Plans to house prisoners after they serve their jail term
Crime / Tue 10th Oct 2023 at 08:50am
A VITAL agreement to prevent ex-offenders from facing homelessness when they leave prison has been announced by Essex County Council and its partners today.
The aim of the Essex Prison Release Housing Protocol is to assure stable housing is in place at the time of release. This will, in turn, help ex-offenders transition back into society, reduce the risk of reoffending, and reduce the number of homeless people in Essex – which has been on the rise in 2023.
A lack of stable housing is linked to offending and reoffending. Research shows that individuals released from prison into unstable accommodation are significantly more likely to reoffend and sometimes return to prison.
To address this, partners in Essex have worked for several years on a protocol which guides joint working across the police, the probation service, HMP Chelmsford and all the local councils in Essex.
In that time, working practices and new initiatives have dramatically reduced the number of ex-offenders leaving prison without accommodation. For example, when an individual leaves prison, it is often unclear which local council they might be eligible to receive support from, since they have lost their ‘local connection’. A local connection is a criteria for getting help with housing.

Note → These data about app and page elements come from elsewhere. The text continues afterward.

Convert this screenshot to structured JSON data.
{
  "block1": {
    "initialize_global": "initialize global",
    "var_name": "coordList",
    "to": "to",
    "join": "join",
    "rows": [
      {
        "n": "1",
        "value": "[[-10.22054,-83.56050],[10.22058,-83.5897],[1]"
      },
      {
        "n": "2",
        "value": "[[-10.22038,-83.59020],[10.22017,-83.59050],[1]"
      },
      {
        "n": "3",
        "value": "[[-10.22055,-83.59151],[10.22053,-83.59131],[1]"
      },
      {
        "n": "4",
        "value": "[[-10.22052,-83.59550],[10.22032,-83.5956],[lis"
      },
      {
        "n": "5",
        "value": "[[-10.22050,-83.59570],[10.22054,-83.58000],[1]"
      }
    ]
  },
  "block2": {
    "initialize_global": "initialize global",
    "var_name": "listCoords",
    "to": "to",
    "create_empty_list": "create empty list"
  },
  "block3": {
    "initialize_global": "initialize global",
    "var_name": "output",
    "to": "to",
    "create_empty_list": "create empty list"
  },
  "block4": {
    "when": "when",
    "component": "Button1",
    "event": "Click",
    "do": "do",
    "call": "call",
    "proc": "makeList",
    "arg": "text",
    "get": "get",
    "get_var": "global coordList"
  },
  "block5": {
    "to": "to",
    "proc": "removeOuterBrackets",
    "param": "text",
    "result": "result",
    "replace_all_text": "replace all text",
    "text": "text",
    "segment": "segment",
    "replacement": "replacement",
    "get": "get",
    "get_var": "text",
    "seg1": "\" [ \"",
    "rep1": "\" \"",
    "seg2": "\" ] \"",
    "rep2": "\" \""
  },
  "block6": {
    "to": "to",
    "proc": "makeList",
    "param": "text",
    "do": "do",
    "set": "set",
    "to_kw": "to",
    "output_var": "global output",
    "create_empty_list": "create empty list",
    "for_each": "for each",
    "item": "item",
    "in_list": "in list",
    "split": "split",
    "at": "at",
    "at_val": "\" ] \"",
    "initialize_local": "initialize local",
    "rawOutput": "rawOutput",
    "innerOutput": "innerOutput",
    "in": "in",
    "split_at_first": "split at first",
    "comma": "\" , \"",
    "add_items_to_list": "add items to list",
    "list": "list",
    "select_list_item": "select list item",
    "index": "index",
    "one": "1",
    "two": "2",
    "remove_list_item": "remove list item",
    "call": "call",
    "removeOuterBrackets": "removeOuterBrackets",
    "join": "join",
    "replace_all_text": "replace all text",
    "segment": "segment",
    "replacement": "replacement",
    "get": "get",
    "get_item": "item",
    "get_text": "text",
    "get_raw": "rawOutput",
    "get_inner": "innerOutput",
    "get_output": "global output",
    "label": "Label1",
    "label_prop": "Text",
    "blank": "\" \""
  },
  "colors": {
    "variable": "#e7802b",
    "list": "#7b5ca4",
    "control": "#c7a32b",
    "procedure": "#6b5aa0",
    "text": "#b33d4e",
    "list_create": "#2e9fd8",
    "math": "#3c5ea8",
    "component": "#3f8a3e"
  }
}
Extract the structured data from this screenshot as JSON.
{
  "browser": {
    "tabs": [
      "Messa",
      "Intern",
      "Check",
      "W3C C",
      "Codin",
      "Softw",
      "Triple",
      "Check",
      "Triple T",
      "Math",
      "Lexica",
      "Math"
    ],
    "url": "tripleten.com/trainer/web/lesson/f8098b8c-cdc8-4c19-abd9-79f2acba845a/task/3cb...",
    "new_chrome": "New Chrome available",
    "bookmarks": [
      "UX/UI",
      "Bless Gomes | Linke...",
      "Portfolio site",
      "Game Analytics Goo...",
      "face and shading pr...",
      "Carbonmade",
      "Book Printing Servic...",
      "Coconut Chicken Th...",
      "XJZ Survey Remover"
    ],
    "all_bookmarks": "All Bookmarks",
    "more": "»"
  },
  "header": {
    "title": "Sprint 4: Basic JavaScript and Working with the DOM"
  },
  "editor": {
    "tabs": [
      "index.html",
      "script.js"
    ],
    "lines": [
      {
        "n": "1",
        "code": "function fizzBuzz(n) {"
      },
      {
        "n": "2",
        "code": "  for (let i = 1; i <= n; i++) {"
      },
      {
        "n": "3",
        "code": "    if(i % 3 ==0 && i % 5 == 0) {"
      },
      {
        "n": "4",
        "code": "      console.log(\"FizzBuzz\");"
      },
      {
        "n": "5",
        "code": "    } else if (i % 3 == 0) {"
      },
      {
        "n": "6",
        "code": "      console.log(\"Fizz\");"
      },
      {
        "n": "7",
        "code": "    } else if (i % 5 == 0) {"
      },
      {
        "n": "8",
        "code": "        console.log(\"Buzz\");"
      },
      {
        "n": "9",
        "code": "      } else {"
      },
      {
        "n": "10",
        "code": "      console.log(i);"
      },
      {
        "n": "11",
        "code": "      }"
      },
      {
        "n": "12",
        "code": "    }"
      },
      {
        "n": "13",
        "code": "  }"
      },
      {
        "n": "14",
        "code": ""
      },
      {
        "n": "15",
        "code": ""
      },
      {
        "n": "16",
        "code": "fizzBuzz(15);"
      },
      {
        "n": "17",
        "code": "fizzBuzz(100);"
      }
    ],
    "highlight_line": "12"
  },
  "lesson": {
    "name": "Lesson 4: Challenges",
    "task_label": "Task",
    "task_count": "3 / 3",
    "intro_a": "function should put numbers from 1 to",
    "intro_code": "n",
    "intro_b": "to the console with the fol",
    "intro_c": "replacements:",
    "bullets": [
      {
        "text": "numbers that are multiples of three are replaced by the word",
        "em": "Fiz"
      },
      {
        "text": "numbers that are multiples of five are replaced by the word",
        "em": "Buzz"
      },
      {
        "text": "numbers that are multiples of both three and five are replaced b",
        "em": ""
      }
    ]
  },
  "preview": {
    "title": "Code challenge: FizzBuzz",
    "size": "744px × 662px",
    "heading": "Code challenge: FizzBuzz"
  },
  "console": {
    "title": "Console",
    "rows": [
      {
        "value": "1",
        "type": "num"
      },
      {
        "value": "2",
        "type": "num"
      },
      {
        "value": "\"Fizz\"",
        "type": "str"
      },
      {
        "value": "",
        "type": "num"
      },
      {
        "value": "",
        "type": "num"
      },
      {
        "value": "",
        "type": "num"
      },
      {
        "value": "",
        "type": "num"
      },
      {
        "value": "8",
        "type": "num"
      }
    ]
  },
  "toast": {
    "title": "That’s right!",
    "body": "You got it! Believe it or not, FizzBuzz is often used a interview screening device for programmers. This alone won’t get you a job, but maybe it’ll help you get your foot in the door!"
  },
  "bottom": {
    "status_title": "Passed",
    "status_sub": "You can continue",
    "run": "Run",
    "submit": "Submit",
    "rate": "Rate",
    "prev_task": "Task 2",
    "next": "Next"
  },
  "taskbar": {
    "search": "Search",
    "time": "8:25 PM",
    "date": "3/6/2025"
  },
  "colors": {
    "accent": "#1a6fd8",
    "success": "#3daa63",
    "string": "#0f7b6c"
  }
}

Partners are now working closer together to find more suitable accommodation. This supports the goal that there should be no reason why anyone in Essex should sleep rough.
Launched today with Essex housing authorities and offender management services, the protocol names 17 commitments which together aim to:
The success of the protocol is highlighted in the case of Tony*, 39, who had a history of homelessness, substance misuse and mental health issues before going to prison for a six-month custodial sentence. While in hospital, an assessment by charity workers from Nacro highlighted that he would be homeless on release.
When Tony left prison, his local probation office referred him to the council where he had a local connection. He was then offered a place in a guest house while longer-term accommodation was investigated. Tony was later offered a viewing at a property near his doctor’s surgery.
At the time of moving into that new home, Tony said he was “feeling positive about things going forward”. He is still in his accommodation today.
Essex County Council has worked with many partners to redevelop the protocol, including the 12 borough, city and district councils across Essex. Other partners involved are:
Roger Hirst, Police, Fire and Crime Commissioner for Essex, said: “I’m pleased to support and sign the Essex Prison Release Housing Protocol, alongside many community partners, as my priorities to get crime down in Essex include protecting vulnerable people and reducing violence.”
Seems it does pay after all.
A protocol is a great idea, but when social housing is in very short supply will it work in practice? I applaud the aims but have concerns it will fail unless more homes become available. Unless of course they are moved into a HMO or hostel.
What about the people who are already homeless like the ex servicemen who have actually given something to society rather than taken, think they deserve it rather than someone who's given nothing!!!
Come on give the offenders a chance in life a start in life